In "Biopsy Doppelganger," S. Craig Renfroe presents a new kind of being: a creature born not of man and woman, but of science. The unnaturally created being is a classic trope from Frankenstein on up, one which troubles our sense of self, which makes us all-too-aware of the thin line separating our miraculous living bodies from total nonfunction and disaster, and which motivates any number of cliche "evil twin" pieces.
"Biopsy Doppelganger" is not a cliche "evil twin" piece. I don't know what it is. It's great is what it is. "Biopsy Doppelganger" starts off with one set of storytelling rules and ends up with a completely different set of storytelling rules. It is a "tale that grows in the telling," much like the horrible, lovable cyst at the heart of the piece. I like that Renfroe takes a story that should be a one-note joke—guy has a horrible cyst that comes alive; hilarious—and he takes that joke and runs with it in an entirely unexpected direction.
"Biopsy Doppelganger" is also very funny, and features references to both the lonely death-by-bandits of Ambrose Bierce and to early Jackson Five material.

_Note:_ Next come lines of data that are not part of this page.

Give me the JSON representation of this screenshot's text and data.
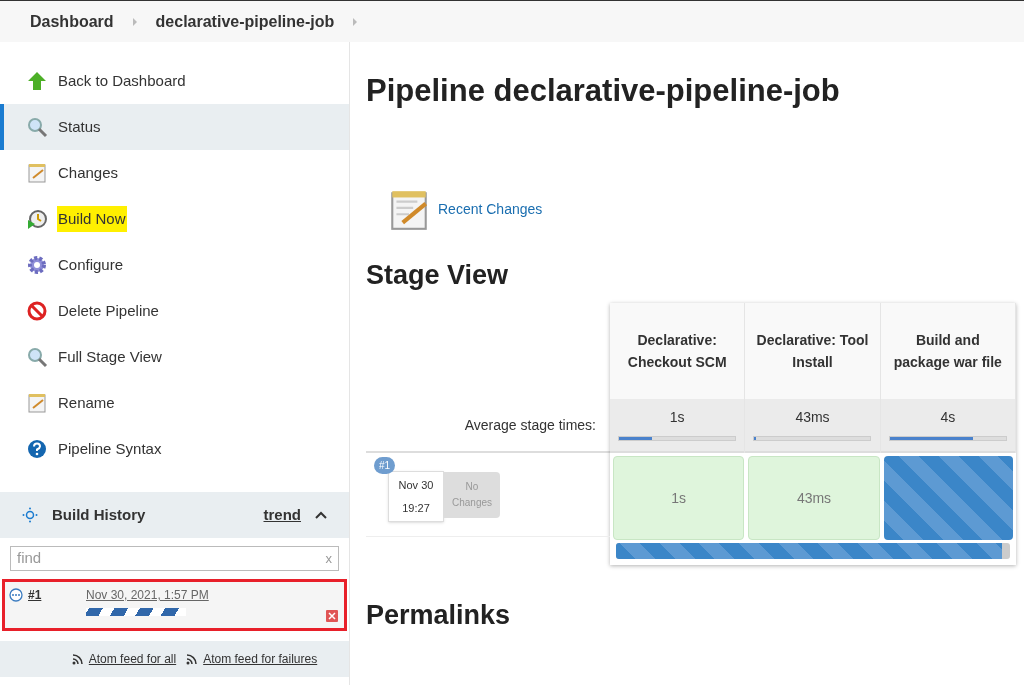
{
  "breadcrumbs": [
    {
      "label": "Dashboard"
    },
    {
      "label": "declarative-pipeline-job"
    }
  ],
  "sidebar": {
    "items": [
      {
        "label": "Back to Dashboard",
        "selected": false,
        "highlighted": false
      },
      {
        "label": "Status",
        "selected": true,
        "highlighted": false
      },
      {
        "label": "Changes",
        "selected": false,
        "highlighted": false
      },
      {
        "label": "Build Now",
        "selected": false,
        "highlighted": true
      },
      {
        "label": "Configure",
        "selected": false,
        "highlighted": false
      },
      {
        "label": "Delete Pipeline",
        "selected": false,
        "highlighted": false
      },
      {
        "label": "Full Stage View",
        "selected": false,
        "highlighted": false
      },
      {
        "label": "Rename",
        "selected": false,
        "highlighted": false
      },
      {
        "label": "Pipeline Syntax",
        "selected": false,
        "highlighted": false
      }
    ]
  },
  "build_history": {
    "title": "Build History",
    "trend": "trend",
    "expanded": true,
    "search": {
      "placeholder": "find",
      "clear": "x"
    },
    "builds": [
      {
        "number": "#1",
        "date": "Nov 30, 2021, 1:57 PM",
        "running": true,
        "highlighted": true
      }
    ],
    "feeds": [
      {
        "label": "Atom feed for all"
      },
      {
        "label": "Atom feed for failures"
      }
    ]
  },
  "main": {
    "title": "Pipeline declarative-pipeline-job",
    "recent_changes": "Recent Changes",
    "stage_view_title": "Stage View",
    "stages": [
      {
        "name": "Declarative: Checkout SCM",
        "avg": "1s",
        "level": 0.28
      },
      {
        "name": "Declarative: Tool Install",
        "avg": "43ms",
        "level": 0.01
      },
      {
        "name": "Build and package war file",
        "avg": "4s",
        "level": 0.72
      }
    ],
    "avg_label": "Average stage times:",
    "run": {
      "badge": "#1",
      "date": "Nov 30",
      "time": "19:27",
      "changes": "No Changes",
      "cells": [
        {
          "kind": "success",
          "text": "1s"
        },
        {
          "kind": "success",
          "text": "43ms"
        },
        {
          "kind": "running"
        }
      ],
      "level": 0.98
    },
    "permalinks_title": "Permalinks"
  }
}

The audio recording features vocal distortion effects far beyond mortal ken. Arm-in-arm with Harlan Ellison's "Shatterday" and John Fowora's Pteromyini, Renfroe's excellent story teaches us a welcome lesson: learn to get along with people in your life, or science and surgery will solve your problems for you. And just as it is not ideal to let your mom clean your room for you, you won't like how science and surgery solve your problems.
Posted by future on Wed, 03 Jun 2009 01:20:51 -0400 -- permanent link